### Task directions:
Scan the entries for the word "icon" and return every line that has it.

(Component data from apps and pages)
————————

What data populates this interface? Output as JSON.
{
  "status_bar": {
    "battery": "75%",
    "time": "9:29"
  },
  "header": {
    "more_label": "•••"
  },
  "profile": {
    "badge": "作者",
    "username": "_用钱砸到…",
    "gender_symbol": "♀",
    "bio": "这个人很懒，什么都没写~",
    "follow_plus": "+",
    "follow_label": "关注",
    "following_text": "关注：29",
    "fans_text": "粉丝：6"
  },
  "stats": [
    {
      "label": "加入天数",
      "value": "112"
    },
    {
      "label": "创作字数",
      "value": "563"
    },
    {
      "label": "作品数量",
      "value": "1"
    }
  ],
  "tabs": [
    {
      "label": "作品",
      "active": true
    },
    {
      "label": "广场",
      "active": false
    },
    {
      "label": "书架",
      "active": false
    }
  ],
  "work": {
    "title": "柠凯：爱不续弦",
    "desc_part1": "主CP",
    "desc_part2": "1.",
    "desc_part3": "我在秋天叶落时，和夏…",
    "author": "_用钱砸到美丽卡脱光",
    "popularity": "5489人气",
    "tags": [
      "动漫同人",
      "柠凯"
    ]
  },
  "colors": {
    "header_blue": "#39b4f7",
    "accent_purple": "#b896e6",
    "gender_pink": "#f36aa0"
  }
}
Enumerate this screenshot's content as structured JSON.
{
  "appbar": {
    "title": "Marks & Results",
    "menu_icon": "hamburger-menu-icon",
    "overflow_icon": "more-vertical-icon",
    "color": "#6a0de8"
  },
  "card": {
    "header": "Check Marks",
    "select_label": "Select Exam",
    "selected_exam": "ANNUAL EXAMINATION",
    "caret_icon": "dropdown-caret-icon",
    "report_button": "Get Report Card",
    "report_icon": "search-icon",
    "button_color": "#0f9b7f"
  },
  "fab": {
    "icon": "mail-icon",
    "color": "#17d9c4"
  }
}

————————

### Exercise answer:
    "menu_icon": "hamburger-menu-icon",
    "overflow_icon": "more-vertical-icon",
    "caret_icon": "dropdown-caret-icon",
    "report_icon": "search-icon",
    "icon": "mail-icon",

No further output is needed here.